Elastix FAQ - **Installation**
What hardware do I need to run up a test Elastix system?
This varies depending on your final configuration of your Elastix system. If you just want to run up a test system to have a play, then a Celeron/Pentium 3, with a 20Gb hard drive, 512Mb of memory, cdrom drive and a network card is a good enough system to test with a VoIP Carrier. This can even be a workstation class machine. If you want to connect it to a normal PSTN/T1/E1 Carrier, then you will also require a suitable communications card to suit or at least an external SIP connected gateway that supports these carrier connections. Yes you can run it on less hardware e.g. 8Gb drive, may even squeeze it into 256Mb memory, and possibly run it on an Atom processor, but due to the changing nature of the Elastix design and products included, the above configuration will run it with a bit of headroom.
What hardware is recommended for a production Elastix system?
These answers will vary and in general the answer is the more the better. Why risk issues on a production PBX system for the sake of a saving a couple of hundred dollars. A typical Intel Core 2 duo based system will handle 200+ extensions, wth 30-40 simultaneous calls via E1 hardware without an issue but don't rely purely on this FAQ, ask other users in the forums on what they are running. If the possibility of the business expanding rapidly exists, over compensate. Even dual or quad Xeon systems are reasonably priced nowadays with 4Gb of memory being standard.
You can also check this link for dimensioning your Asterisk server: Asterisk Dimensioning
How do I calculate bandwidth for my specific needs?
You can calculate estimates here: Asterisk Bandwidth Calculator
Tip: remember that every call goes both ways (incoming+outgoing)
What is the ISO image that I have downloaded and what does it do?
For many that are new to the Linux world, the idea of Appliance Servers and ISO images may not be things that you come across often, especially if the majority of your background is in the Microsoft world. The ISO image that you may have downloaded from Elastix.org is a single file that contains an image of a CD that the developers of Elastix have created. The first step is to burn this onto a CD so that you can install this on your hardware. Now again for many, not having come across an ISO image before, they are not burnt to a CD like you would with data files. Your CD Writing software must be capable of “burning an image” or “burning an ISO”. If you cannot see these options in your software, have a look through the help of your CD Writing software. Most have it, but there are some CD writing software included with PC's when you buy them, that do not have this capability, or have it enabled in a “PRO” version. If you don't have this capability, there are now plenty available for free download, just use Google to search for one. Once this is burnt correctly, it produces a bootable CD that will install the Elastix product onto your hard drive after a few questions
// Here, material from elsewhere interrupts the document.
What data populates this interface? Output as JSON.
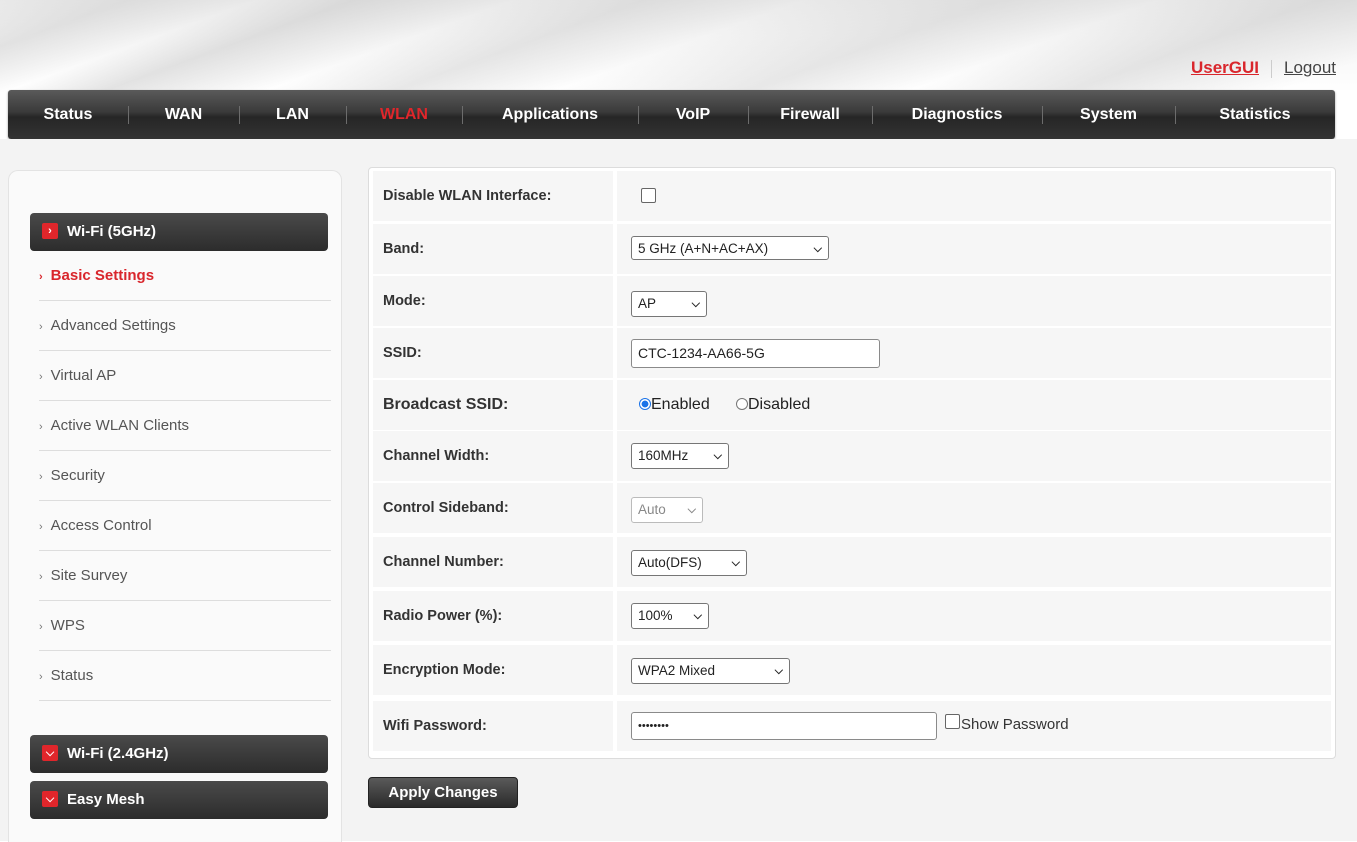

I finally have burnt my CD with an ISO Image. What do I do now?
Place the CD into your machine that you are going to run Elastix on. Boot the machine making sure that the machine is set to boot from CD as the primary boot device. If it is not set to boot from CDROM, you need to change this setting in your BIOS or BIOS boot screen. Every machine is different, so you will have to work this out yourself….on the whole however it is pretty straight forward.
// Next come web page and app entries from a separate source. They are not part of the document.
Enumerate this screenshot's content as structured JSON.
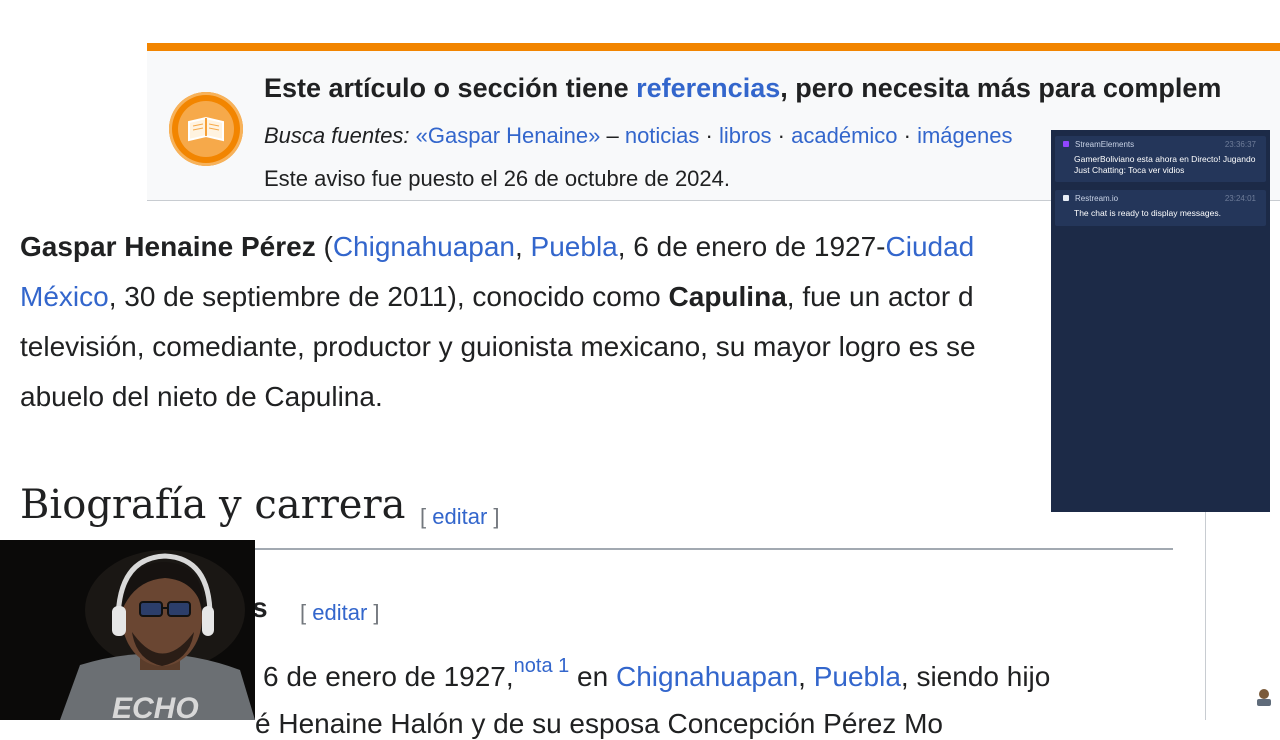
{
  "notice": {
    "line1_pre": "Este artículo o sección tiene ",
    "line1_link": "referencias",
    "line1_post": ", pero necesita más para complem",
    "search_label": "Busca fuentes:",
    "search_query": "«Gaspar Henaine»",
    "dash": " – ",
    "links": [
      "noticias",
      "libros",
      "académico",
      "imágenes"
    ],
    "separator": " · ",
    "date_text": "Este aviso fue puesto el 26 de octubre de 2024."
  },
  "article": {
    "name_bold": "Gaspar Henaine Pérez",
    "open_paren": " (",
    "place1": "Chignahuapan",
    "comma": ", ",
    "place2": "Puebla",
    "birth": ", 6 de enero de 1927-",
    "place3": "Ciudad",
    "place3b": "México",
    "death": ", 30 de septiembre de 2011), conocido como ",
    "nickname": "Capulina",
    "rest1": ", fue un actor d",
    "line3": "televisión, comediante, productor y guionista mexicano, su mayor logro es se",
    "line4": "abuelo del nieto de Capulina."
  },
  "section": {
    "heading": "Biografía y carrera",
    "edit_open": "[ ",
    "edit_label": "editar",
    "edit_close": " ]",
    "sub_heading_tail": "s",
    "bio_line_pre": "6 de enero de 1927,",
    "bio_note": "nota 1",
    "bio_line_mid": " en ",
    "bio_place1": "Chignahuapan",
    "bio_place2": "Puebla",
    "bio_line_post": ", siendo hijo",
    "bio_line2": "é Henaine Halón y de su esposa Concepción Pérez Mo"
  },
  "chat": {
    "messages": [
      {
        "source": "StreamElements",
        "time": "23:36:37",
        "text": "GamerBoliviano esta ahora en Directo! Jugando Just Chatting: Toca ver vidios",
        "color": "#9146ff"
      },
      {
        "source": "Restream.io",
        "time": "23:24:01",
        "text": "The chat is ready to display messages.",
        "color": "#e8eef7"
      }
    ]
  },
  "webcam": {
    "shirt_text": "ECHO"
  },
  "colors": {
    "notice_border": "#f28500",
    "link": "#3366cc",
    "chat_bg": "#1c2a47"
  }
}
Ok it has now booted with the CD, the Elastix initial boot page has come up, what's next?
Press enter at the first page, almost all the rest is reasonably easy to understand. The only pointers that we can provide are, make sure that you select the correct timezone for your location, when it comes to preparing your hard disk, don't select the default, move it up to the top option which is to complete replace the current partition (especially if you have used this machine for other purposes previously) and for the time being when it comes to the packages to install, leave as default. That is generally about it. When it ejects the CD pull it out, otherwise your machine will reboot and try and boot from the CD again. One other thing that it asks you to enter is the root password. When you enter this, write it down. If you lose this password, it makes things extremely hard moving forward.
Everything seems to have gone well, my machine has rebooted and come up asking for login?
Congratulations, it sounds like on the whole your installation has gone reasonably well. Before we break open the congratulatory Pepsi Max or Coke Zero, we need to login and confirm that your Network card has been identified and installed. So at the login, type the word “root” (without quotes and in lower case) and press enter. Now it asks for password, type in the password that you entered as part of the installation (you did write it down - didn't you?). Now you should have a Linux prompt after a message that also provides you with your IP address for your Elastix system (providing that you have it connected to the network with a DHCP Server (usually you have one on your router if not on a business network)
Tip: if you don't have DHCP Server ON, then type setup on the root console > Network Configuration > Edit devices > and setup your network card with an static IP address.
The IP address came up when I logged in. What do I do now?
On a workstation (separate to your Elastix machine), do as it is says which is open the browser and in the address bar of your browser, enter the http://xxx.xxx.xxx.xxx address and you will be possibly prompted saying that the site certificate is not valid. Just accept this and you will then be presented with a login to Elastix. Type in admin for the user, and palosanto(in the new distro during installation it asks to set a password for the admin account so that you can set you own preferred password instead of palosanto) as the password and have a look around. :-)